Jayce Pei Yu Lee is big at heart, small in size, and organic in spirit. Born in 1972 in Taipei, Taiwan, she studied Typographic Design and Fine Arts while lived in New Zealand for 8 years. She has diverse professional experience ranging from graphic design, visual merchandising, retail marketing, and sales. She devotes her time to creative work and bilingual graphic facilitation (Mandarin/ English) with the MGTaylor Methodology and, since 2010, in collaboration with The Value Web at the Summer Davos in China. She is a member of The Value Web, a fellow traveller of Theory U, and a visual collaborator with the u.lab MOOC since 2015.
Dates: Wednesday 15th February (starts 09.00) to Friday 17th February (ends 16.00)
Venue: Housatonic Studio, Via Battindarno 159/2, Bologna, Italy
Costs: Individuals €1,800 – Students €600 – Scholarship on request.
Fees include lunches & coffee breaks every day, as well as course materials and basic supplies. Accommodation and dinners are not included. Recommended hotel options will be sent with registration info.
Almost every scribe I’ve talked with shares some apprehension when facing a blank wall at the onset of a session. Many of us are introverts by nature, and need to summon courage to even be at the front of a room, audience at back.
As we try to follow cadence of voice and quickly make sense of streaming words, accents, acronyms, metaphors–and just as quickly choose what to draw–confidence goes down, and questioning of self goes up: “Am I worthy? Why do they want me here anyway? What on Earth am I drawing? Will anyone notice if I crawl up and hide behind this easel?!
The line “I can’t….” creeps in easily and perennially. And unless we learn how to notice this running tape in our heads and abruptly turn it off in favor of another line, it’s really, really easy to get psyched out and freeze. It’s a slippery downhill slope.
I’ve also heard countless people say, “What you do seems so cool, but I can’t draw…” To which I almost always respond “Oh–you would be surprised how little it takes…”
Recently, to strengthen my (physical) core, I’ve enlisted the help a personal trainer, Carl. When he asks me to try a new exercise, of which I can barely do one repetition, I often find myself moaning “Oh, man, you have GOT to be kidding! I can’t…!” He stops me in my tracks: “Once you decide you can’t, you’ve pretty much guaranteed you won’t.”
“I can’t” is a belief.
It festers in (some of our) psyches, ripe to bolt out and take the stage at the slightest challenge.

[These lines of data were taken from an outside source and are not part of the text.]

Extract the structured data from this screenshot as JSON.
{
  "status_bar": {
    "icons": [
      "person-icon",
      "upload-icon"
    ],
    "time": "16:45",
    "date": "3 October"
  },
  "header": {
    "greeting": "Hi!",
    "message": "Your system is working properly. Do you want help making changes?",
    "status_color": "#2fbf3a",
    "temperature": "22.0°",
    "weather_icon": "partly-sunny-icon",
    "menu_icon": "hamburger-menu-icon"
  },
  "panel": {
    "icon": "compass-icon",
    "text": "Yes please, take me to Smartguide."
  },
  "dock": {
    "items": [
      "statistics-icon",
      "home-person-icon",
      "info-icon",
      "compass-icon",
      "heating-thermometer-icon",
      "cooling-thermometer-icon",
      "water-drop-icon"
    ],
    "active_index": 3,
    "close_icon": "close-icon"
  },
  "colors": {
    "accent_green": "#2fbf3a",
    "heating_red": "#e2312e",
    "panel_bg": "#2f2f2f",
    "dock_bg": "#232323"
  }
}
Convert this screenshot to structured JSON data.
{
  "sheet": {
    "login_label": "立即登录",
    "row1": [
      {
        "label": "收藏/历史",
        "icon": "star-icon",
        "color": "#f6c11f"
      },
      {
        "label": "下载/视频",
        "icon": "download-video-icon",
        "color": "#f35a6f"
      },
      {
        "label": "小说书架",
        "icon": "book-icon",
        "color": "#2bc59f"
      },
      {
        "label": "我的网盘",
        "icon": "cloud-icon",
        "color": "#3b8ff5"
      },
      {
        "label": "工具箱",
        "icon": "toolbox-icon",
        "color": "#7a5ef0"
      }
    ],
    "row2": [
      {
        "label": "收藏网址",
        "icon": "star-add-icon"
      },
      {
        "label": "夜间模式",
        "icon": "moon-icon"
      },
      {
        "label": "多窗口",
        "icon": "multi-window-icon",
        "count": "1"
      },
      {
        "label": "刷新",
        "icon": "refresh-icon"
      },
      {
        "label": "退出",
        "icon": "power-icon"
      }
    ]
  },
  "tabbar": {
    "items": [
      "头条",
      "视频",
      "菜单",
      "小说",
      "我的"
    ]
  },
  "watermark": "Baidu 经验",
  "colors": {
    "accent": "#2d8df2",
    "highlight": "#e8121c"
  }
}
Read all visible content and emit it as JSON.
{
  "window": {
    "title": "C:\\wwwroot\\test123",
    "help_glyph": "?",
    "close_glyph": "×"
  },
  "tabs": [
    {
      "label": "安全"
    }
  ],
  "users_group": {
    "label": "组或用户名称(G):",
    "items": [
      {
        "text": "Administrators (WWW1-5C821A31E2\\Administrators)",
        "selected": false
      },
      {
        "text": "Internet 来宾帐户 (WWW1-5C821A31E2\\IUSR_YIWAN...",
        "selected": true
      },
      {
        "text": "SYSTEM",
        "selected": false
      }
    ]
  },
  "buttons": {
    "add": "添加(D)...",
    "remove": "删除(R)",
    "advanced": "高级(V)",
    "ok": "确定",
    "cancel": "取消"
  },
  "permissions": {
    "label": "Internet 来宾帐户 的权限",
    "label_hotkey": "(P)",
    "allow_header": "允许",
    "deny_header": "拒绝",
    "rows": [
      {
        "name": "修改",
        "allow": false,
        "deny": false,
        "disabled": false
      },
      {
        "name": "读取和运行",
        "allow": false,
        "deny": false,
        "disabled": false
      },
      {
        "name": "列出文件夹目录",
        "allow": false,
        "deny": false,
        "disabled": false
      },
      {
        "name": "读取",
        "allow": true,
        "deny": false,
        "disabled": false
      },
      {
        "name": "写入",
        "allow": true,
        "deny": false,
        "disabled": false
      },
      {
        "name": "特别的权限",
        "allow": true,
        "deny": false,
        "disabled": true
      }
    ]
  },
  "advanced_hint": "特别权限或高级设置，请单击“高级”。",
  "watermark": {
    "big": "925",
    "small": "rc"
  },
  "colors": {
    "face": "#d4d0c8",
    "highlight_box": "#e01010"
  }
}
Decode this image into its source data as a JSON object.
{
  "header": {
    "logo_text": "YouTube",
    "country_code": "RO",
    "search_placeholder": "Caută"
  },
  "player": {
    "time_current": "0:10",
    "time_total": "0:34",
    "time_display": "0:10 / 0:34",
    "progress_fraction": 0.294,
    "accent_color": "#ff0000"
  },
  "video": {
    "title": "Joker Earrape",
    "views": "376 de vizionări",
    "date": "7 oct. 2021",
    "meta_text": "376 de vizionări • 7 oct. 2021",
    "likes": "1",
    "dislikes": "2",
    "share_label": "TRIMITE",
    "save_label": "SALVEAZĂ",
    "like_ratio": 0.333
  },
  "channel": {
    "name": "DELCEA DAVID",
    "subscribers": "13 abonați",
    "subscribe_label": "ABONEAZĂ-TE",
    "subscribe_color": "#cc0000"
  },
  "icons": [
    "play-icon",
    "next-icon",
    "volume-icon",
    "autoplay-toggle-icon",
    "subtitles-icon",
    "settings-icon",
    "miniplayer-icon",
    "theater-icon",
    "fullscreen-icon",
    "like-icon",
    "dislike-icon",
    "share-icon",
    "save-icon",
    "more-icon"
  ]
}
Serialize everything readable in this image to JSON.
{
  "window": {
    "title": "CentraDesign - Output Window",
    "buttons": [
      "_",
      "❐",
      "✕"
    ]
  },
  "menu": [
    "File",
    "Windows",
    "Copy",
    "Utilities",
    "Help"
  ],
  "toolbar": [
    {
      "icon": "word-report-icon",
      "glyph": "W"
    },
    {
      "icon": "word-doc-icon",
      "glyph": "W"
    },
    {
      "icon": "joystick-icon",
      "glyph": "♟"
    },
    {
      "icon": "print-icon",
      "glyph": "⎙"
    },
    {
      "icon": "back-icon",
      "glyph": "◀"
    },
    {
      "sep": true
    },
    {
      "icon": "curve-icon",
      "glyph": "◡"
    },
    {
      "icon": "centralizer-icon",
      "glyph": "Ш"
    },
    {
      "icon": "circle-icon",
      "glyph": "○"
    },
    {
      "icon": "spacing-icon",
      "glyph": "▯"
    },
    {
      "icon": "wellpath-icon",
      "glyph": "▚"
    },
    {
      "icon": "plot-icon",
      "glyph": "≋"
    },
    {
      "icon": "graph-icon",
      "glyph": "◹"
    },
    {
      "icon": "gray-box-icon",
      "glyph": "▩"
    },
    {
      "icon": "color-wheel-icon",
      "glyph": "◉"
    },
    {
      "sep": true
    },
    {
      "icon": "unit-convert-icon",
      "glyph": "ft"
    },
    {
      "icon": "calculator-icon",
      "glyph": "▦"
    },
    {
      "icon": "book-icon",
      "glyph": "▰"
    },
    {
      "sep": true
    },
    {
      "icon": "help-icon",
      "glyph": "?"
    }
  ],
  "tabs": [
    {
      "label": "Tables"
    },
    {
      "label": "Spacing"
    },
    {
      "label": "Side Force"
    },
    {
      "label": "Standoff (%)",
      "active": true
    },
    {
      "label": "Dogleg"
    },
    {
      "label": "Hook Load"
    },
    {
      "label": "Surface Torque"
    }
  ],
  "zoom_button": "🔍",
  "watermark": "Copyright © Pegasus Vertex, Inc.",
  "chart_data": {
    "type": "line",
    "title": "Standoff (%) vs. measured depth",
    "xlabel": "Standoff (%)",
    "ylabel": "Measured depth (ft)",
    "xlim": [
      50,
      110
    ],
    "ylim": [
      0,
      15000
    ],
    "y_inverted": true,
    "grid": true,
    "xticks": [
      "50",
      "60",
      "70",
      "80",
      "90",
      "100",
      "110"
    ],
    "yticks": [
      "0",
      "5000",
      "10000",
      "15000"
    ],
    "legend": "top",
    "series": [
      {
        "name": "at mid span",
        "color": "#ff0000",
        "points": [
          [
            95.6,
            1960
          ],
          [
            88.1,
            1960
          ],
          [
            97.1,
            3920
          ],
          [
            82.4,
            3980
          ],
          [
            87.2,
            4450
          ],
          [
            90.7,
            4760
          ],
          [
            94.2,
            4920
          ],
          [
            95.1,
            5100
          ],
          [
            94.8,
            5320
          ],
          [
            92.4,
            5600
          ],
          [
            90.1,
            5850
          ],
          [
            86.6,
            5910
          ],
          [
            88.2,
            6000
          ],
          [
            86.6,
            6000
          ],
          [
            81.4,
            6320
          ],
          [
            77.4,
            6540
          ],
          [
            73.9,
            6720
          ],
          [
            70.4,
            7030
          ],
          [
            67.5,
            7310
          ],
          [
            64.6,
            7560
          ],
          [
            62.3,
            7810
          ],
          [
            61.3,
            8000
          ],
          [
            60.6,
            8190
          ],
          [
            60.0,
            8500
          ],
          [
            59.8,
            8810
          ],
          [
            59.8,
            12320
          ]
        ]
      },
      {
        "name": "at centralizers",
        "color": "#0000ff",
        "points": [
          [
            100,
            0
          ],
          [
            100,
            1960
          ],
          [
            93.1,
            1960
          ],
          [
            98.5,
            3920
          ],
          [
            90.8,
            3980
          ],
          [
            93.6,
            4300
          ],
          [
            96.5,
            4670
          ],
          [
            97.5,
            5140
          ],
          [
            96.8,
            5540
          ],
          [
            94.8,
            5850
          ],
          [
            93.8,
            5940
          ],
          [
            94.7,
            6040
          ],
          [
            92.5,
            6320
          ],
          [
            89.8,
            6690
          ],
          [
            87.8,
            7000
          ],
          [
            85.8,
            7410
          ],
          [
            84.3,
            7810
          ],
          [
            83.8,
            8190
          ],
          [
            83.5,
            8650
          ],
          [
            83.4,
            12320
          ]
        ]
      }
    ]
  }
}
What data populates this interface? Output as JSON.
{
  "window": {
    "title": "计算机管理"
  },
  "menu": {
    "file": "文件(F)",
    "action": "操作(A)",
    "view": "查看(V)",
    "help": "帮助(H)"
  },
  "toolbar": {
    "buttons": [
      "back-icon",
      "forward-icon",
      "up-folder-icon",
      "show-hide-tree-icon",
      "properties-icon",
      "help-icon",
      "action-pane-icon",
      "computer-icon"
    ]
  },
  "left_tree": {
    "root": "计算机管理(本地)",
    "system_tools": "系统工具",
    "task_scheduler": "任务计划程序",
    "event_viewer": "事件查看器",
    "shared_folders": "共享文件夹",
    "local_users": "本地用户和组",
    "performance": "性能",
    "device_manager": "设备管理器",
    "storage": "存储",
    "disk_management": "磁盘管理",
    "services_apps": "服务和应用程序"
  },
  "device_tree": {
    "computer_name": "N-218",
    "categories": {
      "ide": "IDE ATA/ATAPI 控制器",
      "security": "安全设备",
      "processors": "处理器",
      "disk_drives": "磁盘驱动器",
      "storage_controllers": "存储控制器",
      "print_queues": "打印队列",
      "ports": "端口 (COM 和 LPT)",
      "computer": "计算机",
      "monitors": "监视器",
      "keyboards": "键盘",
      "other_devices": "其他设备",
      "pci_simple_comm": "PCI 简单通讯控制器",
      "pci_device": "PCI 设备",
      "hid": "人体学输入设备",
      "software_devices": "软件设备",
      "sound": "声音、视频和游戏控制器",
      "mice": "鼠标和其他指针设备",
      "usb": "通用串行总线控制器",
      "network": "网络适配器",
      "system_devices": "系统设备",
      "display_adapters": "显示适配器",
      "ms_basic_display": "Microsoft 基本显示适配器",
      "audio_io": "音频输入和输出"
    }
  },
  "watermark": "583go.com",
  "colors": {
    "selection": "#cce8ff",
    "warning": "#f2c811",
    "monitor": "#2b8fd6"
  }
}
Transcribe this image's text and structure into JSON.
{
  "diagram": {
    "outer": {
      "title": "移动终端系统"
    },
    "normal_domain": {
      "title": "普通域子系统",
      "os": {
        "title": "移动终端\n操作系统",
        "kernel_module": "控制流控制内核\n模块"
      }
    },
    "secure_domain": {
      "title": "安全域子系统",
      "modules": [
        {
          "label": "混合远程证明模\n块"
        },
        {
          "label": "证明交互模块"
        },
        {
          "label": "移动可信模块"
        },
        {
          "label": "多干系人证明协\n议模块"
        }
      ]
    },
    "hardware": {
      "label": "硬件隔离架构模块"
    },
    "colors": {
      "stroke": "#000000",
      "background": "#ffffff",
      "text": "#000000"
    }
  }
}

It’s belief that I am, for example: not strong enough to lift a particular weight, not capable of staying fit over time to even be at the gym. Sometimes it’s not about what I can or can’t do, but is about who I am. The line in this case would be “I am, by nature, lazy.”
And here is where judgement comes in, residue from past experience that leads to the formation of belief. Something happened, we felt embarrassed, rejected even. Shame might have set in, reinforcing future choices and outlook.
As a young girl, I played municipal softball with great enthusiasm. Then at some point, I tried out for a local basketball squad, and–after falling flat on my face when attempting a layup–was the only girl who did not make the team. My enthusiasm for sport quickly dwindled. And now, some 35 years later, I have Carl’s voice helping to turn around an old, hardened belief that I am inherently unskilled at physical activity.
Maybe “I can’t” is a kind of stop sign, a temporary pause until we turn the light in our mind green. We face a choice point: collapse into old attitudes, or face this moment fresh, opting new possibility?
Maybe every “can’t” is really a gift in disguise, a twisted offering to reframe within the present to a mindset of “if”?